━━━ INPUT DATA ━━━

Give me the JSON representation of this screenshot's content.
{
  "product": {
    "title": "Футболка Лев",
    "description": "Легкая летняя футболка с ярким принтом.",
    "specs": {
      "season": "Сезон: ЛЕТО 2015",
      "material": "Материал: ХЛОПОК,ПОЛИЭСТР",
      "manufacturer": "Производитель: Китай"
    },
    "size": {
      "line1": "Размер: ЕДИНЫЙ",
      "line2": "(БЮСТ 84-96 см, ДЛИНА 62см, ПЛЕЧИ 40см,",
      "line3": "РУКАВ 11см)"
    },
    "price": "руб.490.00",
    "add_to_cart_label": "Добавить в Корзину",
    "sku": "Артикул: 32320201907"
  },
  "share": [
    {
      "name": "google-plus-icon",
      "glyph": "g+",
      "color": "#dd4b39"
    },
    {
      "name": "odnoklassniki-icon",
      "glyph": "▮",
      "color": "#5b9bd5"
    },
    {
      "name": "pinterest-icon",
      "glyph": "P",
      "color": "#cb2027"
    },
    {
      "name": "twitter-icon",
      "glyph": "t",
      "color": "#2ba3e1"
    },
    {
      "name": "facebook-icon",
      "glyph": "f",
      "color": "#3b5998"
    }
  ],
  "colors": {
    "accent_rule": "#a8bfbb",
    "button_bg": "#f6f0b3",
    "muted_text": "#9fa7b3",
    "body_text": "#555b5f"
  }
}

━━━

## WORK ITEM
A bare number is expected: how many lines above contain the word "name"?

## EXPECTED ANSWER
5